| Information shown |
▶

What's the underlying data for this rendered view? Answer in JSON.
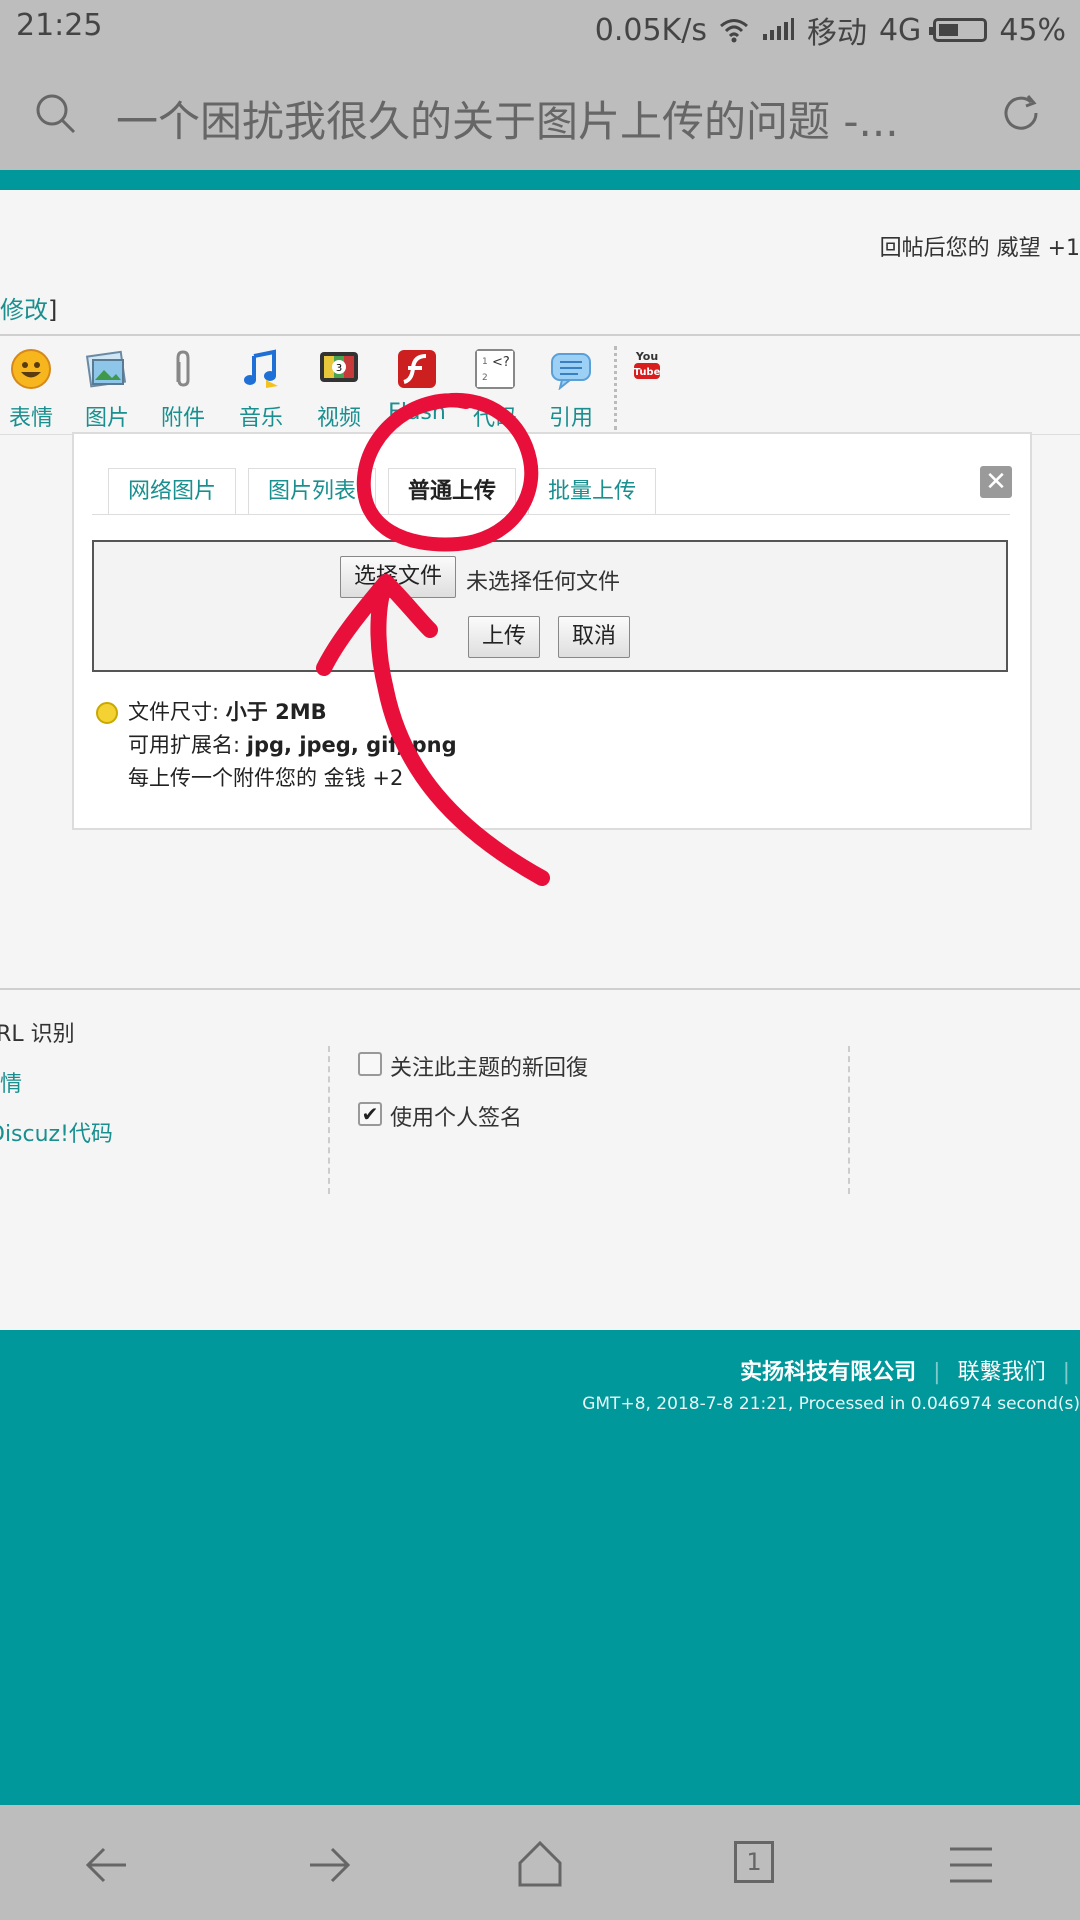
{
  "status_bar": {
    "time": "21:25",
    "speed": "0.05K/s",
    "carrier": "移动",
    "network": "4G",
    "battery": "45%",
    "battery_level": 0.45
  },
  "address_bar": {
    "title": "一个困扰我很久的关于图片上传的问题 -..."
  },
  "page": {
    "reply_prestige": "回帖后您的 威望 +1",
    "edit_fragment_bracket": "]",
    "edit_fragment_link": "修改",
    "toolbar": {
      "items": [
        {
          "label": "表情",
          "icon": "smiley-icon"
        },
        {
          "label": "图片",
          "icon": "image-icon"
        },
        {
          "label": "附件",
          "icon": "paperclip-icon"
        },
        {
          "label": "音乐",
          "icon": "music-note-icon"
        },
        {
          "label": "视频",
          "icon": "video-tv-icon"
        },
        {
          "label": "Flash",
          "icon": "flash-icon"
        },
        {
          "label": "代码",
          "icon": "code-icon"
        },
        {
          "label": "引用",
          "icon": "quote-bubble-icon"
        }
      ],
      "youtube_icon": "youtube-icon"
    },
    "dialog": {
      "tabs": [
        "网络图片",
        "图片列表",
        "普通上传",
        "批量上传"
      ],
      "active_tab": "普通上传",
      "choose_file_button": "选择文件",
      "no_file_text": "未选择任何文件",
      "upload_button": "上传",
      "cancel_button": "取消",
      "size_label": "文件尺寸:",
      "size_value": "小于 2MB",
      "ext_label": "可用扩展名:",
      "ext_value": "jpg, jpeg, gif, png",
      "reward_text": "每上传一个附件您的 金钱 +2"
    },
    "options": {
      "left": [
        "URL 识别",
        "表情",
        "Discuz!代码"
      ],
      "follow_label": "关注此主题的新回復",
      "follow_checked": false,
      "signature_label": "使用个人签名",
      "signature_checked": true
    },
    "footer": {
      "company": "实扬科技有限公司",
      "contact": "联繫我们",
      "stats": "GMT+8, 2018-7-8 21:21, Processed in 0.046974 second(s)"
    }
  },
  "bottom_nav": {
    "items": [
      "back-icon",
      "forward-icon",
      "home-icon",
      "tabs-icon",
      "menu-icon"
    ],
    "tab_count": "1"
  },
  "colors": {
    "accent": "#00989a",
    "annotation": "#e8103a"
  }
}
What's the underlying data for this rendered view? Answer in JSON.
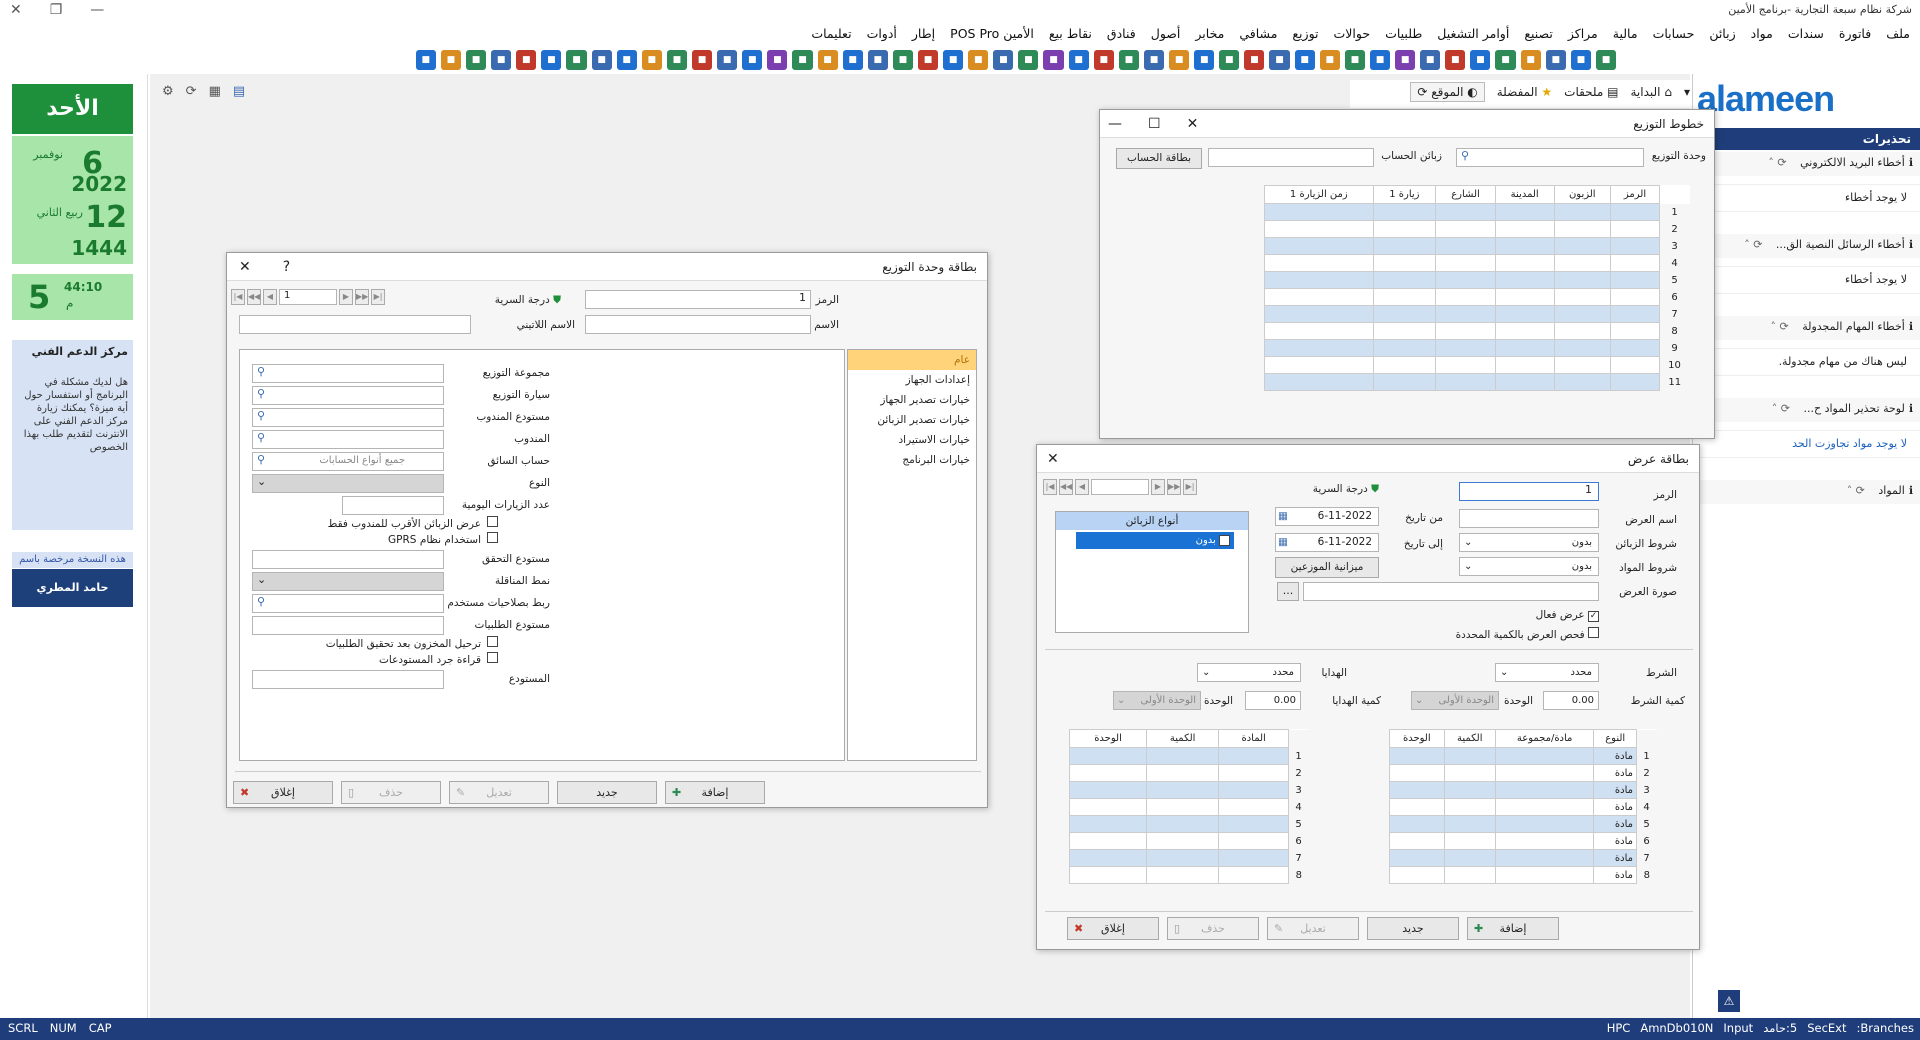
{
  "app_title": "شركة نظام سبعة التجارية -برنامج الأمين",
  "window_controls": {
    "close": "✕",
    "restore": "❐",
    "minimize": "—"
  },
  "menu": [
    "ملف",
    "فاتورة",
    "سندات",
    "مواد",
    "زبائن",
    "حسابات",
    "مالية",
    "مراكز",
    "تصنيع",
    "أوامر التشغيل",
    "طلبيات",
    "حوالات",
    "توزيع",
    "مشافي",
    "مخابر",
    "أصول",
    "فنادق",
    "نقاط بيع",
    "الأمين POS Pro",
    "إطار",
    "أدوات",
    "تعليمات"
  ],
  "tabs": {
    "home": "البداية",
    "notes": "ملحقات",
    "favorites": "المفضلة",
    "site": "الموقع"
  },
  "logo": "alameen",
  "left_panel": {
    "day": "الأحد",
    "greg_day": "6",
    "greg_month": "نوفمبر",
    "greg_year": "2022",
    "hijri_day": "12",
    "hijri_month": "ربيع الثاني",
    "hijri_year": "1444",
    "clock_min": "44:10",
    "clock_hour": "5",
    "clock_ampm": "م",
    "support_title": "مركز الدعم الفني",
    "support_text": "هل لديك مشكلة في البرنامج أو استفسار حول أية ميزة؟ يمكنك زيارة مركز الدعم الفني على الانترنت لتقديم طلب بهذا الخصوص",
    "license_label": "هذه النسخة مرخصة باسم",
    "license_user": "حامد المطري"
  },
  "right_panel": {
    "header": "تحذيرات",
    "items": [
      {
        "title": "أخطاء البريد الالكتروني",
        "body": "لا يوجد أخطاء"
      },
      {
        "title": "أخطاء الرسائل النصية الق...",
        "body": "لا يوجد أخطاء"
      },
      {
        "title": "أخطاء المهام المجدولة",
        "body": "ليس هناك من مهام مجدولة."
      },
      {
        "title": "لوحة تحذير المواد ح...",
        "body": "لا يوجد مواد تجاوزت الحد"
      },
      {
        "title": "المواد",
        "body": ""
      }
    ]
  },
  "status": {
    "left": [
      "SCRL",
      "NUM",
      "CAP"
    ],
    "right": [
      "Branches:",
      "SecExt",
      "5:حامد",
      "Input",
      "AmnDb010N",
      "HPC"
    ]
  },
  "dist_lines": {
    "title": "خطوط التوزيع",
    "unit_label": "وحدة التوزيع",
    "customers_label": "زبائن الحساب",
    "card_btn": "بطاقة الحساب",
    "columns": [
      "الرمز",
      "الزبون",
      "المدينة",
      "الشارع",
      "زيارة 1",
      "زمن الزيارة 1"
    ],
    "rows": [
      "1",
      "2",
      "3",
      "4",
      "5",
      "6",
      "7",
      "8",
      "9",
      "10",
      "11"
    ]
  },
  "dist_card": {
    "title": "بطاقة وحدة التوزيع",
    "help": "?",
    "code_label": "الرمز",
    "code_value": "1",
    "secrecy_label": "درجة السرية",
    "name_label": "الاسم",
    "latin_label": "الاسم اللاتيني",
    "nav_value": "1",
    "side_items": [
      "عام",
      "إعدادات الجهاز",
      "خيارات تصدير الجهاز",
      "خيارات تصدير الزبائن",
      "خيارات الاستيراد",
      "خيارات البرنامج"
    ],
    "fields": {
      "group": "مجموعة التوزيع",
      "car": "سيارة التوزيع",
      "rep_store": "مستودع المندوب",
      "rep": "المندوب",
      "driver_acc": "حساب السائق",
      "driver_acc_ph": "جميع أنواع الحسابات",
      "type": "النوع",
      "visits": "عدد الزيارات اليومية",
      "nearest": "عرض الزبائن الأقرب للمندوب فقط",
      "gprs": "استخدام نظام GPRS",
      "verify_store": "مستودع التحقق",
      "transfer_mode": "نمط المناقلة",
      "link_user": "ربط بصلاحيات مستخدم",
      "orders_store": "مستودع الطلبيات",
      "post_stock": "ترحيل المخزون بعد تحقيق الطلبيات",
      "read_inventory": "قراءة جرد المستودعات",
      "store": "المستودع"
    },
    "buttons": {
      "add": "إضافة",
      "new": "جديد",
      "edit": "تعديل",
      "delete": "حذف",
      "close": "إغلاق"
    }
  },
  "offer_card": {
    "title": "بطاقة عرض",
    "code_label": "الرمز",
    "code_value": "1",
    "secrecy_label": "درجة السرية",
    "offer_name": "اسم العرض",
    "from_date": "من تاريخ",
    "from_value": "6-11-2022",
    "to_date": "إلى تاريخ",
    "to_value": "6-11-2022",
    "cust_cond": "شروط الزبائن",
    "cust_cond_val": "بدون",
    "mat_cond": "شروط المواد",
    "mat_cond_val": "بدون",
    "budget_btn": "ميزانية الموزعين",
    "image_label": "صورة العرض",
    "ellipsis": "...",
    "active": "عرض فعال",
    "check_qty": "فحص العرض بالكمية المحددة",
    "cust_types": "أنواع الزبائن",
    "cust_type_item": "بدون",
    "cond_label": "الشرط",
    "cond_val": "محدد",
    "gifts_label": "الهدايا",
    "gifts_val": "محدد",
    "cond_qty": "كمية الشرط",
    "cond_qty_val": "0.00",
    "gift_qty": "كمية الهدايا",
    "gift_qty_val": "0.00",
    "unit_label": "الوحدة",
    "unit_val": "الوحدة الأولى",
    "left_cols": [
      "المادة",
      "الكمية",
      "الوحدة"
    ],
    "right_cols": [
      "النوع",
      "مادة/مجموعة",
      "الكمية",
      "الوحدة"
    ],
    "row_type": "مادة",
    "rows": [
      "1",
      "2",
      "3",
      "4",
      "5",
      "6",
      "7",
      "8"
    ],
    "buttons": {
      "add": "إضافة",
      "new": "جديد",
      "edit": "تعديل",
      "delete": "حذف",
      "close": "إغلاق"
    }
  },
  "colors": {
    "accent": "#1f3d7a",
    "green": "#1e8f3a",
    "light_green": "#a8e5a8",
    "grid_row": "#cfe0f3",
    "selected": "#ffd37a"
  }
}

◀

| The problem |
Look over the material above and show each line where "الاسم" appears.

| Output of the task |
    "name_label": "الاسم",
    "latin_label": "الاسم اللاتيني",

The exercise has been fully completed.